▶ RECORDS TO USE:

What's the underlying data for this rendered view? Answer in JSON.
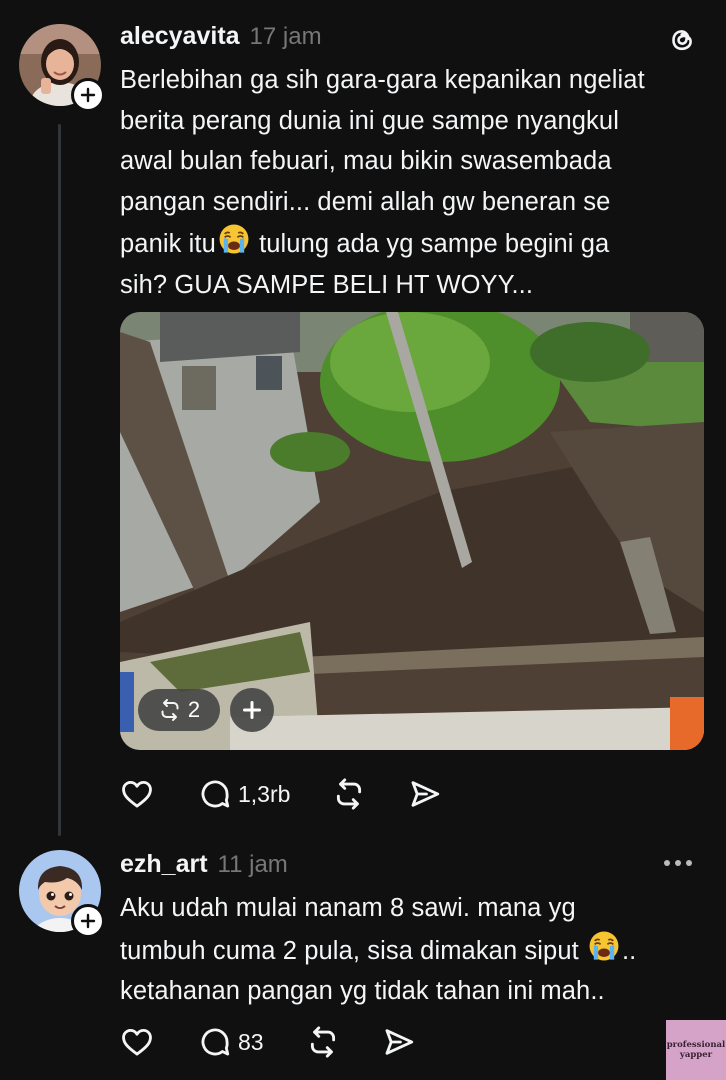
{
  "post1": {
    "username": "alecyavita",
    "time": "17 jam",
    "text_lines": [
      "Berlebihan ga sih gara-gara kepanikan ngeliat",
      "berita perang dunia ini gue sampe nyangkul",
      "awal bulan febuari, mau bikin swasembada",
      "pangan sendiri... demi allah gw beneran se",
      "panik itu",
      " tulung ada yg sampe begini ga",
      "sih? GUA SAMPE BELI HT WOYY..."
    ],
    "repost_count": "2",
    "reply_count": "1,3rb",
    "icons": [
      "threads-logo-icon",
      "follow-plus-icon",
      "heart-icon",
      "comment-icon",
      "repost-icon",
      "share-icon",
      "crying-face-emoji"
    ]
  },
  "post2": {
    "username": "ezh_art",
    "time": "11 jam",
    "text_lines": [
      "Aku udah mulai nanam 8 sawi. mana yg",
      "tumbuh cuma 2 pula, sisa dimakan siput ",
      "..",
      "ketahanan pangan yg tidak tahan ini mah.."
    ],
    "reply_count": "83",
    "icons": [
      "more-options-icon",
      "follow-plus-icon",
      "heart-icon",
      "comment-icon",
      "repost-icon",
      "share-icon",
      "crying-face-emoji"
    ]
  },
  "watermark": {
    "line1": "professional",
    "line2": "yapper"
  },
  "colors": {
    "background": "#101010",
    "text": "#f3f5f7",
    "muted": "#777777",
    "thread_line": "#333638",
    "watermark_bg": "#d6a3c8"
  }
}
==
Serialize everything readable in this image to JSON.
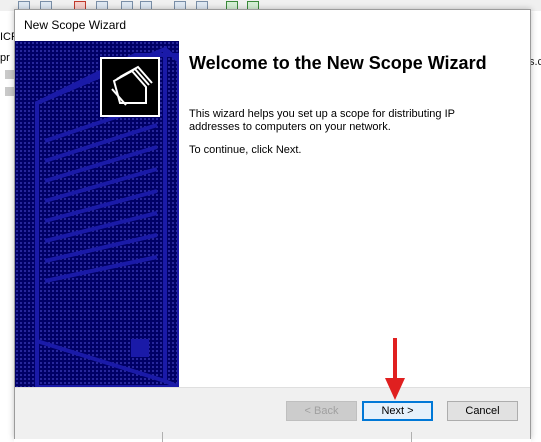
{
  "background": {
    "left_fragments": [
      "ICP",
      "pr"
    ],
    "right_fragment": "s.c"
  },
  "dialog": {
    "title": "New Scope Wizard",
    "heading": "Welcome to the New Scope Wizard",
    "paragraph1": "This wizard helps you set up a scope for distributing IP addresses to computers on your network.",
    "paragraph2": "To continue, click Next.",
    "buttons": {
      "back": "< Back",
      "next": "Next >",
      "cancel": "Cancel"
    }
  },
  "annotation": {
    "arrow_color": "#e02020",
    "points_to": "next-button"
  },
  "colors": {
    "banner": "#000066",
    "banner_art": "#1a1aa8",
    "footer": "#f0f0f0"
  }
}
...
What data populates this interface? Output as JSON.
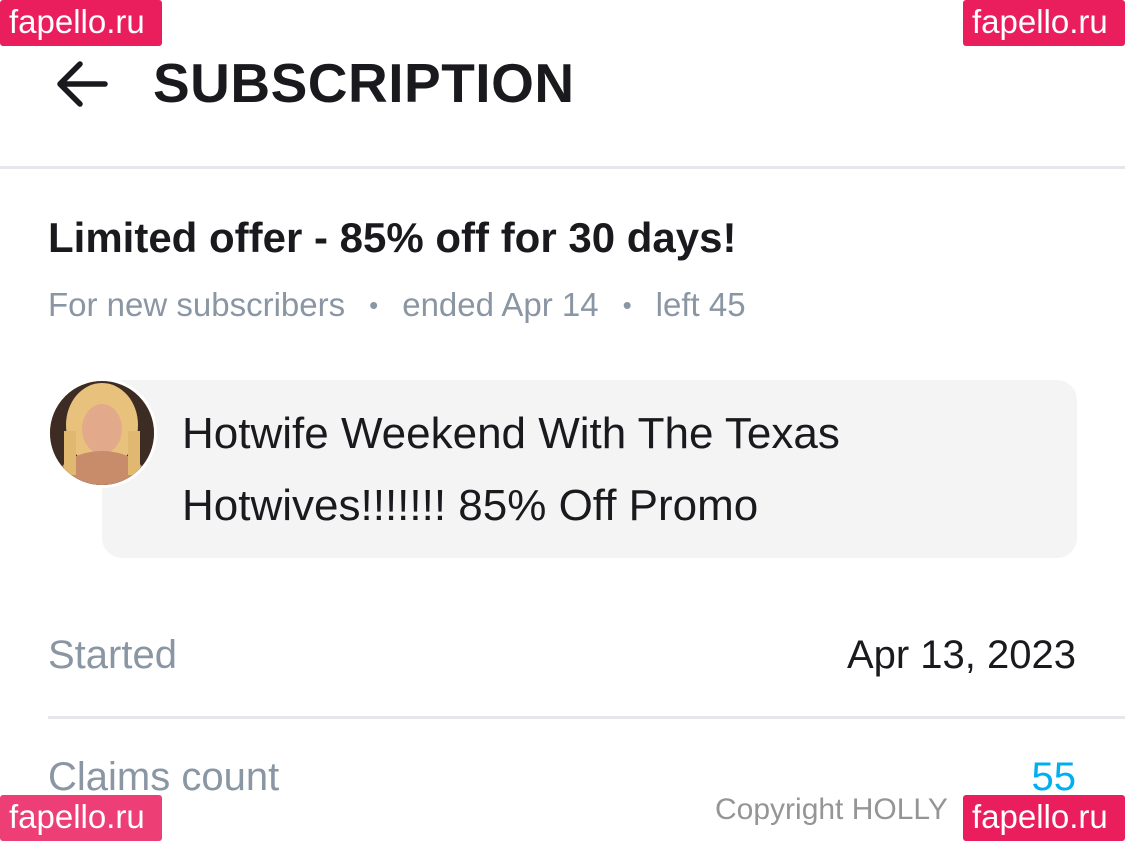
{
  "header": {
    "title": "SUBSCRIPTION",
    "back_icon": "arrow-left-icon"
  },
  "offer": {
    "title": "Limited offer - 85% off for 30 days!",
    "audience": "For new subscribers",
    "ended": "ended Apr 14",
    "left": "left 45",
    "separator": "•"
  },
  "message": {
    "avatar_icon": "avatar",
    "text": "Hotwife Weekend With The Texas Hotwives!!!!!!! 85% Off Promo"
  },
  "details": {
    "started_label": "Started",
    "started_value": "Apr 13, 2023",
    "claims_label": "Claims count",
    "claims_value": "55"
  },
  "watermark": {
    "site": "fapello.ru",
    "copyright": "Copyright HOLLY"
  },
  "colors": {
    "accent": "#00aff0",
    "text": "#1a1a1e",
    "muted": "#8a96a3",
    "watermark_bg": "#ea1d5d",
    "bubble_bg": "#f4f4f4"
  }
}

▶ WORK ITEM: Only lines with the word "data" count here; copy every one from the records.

▶ TASK OUTPUT:
What's the underlying data for this rendered view? Answer in JSON.
What data populates this interface? Output as JSON.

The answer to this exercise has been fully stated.